Now is the time to move on!

Learnings

Every person needs to go beyond the first and second levels of Maslow’s Hierarchy of Needs to become what they are fully capable of.

Learn to participate in Groups and become a Leader.

Learn to express your own ideas by writing a book or poetry; drawing or painting; play a musical instrument or write your own music; become an actor or dancer; design clothes, houses or software! The list is endless.

Start today. Create something today and every day.

All life’s experiences are opportunities to learn. The challenge is to decide, what are the real lessons to be learnt?

 

Now I Know

Bande 

047                                                                                                      7 July 2017

MY KNOWING

We are all here to live every situation you can imagine, good or bad; right or wrong; positive or negative. Why? So we can learn from the experience as part of the adventure of life.  Murray Kibblewhite

CASE STUDY – HOW TO DEAL WITH RACISM

My Chinese lady friend suffers from bouts of depression. Often they are caused by her becoming upset by racial slurs and comments made to her and her Chinese friends. I was surprised by the depth of her feelings and the number and types of racial prejudices.

Last night we spoke by phone twice about her friend who has Angilicized his Chinese name but still was not considered for a job interview, even though he was well experienced. So I searched Google and found three articles which I sent to her.

The first article said“The Human Rights Commission in New Zealand figures showed most racial allegations stemmed from situations in the workplace (866), the public sector (795), or the provision of goods and services (553).The commission assisted 775 complainants, took no action on 247, and resolved 157 complaints although the outcome of 1725 cases were unknown.Of those who disclosed their ethnicities, Asians laid the most complaints (601), followed by Caucasians (580), Maori (398), and Middle Eastern and Pacific people (fewer than 100 each).”

The second article “Spoonley described the country’s racism as being in three levels; casual racism where people dismiss others and make jokes; racism targeted at recent migrants, a “recent dynamic”; and the third “ugly” racism on social media.However, he said discussions around racism needed to stay in the open.

“Everybody has a stake in this, and we should all say what we think … but give it respect.

“We need leaders to provide some direction and some substance to the debate … because as soon as it goes online the debate gets very ugly, very quickly.”

The third article is from an interview of a Chinese business woman. “Yang said she had come to accept racist comments as a reality of being a New Zealand-born Chinese.

“I have been stopped abruptly in supermarkets in Gisborne –  some people having never interacted or spoken to an Asian person before,” she said.

“I’ve been screamed at by carloads of people on more than three occasions in Hamilton … I have been stopped in car parks on my way to the public toilets by groups of boys to jeer at me.

“Heck, it happened to me right outside my house the other week at the traffic lights through my car window where a guy looked at me dead set in the eye and yelled ‘nihaochingchong’.”

Yang said it was “awkward” growing up in a country where, as a child, she was constantly shown that because of her skin colour, she was not worthy to be here and would never truly be considered a New Zealander.

“You live a split identity, neither here nor there,” she said.

“But as you grow out of that childlike state of wanting to ‘belong’, your identity and your roots forge deeper still.”

The last sentence was, in my opinion was the most important comment made.

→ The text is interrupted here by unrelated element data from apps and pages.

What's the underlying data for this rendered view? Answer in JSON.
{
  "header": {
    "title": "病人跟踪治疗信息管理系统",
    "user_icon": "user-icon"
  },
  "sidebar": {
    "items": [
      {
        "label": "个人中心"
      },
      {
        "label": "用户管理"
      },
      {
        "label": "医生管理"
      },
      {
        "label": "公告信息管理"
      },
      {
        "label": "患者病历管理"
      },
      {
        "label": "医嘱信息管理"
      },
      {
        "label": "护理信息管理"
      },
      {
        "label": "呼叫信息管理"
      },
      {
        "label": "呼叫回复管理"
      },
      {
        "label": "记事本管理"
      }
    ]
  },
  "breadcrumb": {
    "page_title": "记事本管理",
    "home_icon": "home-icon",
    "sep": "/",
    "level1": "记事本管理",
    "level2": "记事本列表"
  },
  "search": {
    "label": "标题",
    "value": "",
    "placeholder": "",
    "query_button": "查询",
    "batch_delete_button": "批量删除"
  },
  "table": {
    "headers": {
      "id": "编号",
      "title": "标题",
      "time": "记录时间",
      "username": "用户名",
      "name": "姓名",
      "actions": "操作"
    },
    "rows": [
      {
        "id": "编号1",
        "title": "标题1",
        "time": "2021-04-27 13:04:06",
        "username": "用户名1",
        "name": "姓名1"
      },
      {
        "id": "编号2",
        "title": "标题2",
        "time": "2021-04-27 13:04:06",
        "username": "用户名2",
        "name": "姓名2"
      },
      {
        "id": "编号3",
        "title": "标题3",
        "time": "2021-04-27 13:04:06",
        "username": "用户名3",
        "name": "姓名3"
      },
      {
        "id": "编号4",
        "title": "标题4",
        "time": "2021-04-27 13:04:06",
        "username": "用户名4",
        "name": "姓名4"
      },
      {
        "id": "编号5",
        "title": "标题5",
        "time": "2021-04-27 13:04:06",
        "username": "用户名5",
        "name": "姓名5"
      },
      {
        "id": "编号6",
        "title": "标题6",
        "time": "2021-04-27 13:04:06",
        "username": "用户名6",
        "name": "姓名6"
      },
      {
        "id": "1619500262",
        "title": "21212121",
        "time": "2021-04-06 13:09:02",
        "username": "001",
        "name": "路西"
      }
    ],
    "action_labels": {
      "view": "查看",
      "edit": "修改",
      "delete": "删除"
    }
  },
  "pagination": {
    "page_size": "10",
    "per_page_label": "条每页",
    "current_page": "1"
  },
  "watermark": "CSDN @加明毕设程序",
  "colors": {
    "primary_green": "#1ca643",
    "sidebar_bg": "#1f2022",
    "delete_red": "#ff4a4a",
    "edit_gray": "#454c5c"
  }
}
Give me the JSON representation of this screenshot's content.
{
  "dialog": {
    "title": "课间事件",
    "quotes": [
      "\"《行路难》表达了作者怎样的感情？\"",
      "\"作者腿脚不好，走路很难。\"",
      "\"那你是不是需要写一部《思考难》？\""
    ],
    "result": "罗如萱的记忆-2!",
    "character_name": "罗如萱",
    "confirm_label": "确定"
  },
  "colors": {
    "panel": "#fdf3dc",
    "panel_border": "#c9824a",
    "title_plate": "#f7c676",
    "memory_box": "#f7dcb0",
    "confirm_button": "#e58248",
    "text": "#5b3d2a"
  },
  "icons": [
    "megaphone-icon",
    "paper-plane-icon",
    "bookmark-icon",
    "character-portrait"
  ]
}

She was now indifferent toand looked down on the person making the racist comments as she had a different learning to the one being experienced by the racist protagonist.

Learnings

My Chinese lady friend needs to learn to let others say what they life as they are entitled to say what they like. But she has to learn to remain aloof and separate from their comments as she is learning to be independent autonomous with self-control so she does not attract such remarks in the future.

All life’s experiences are opportunities to learn. The challenge is to decide, what are the real lessons to be learnt?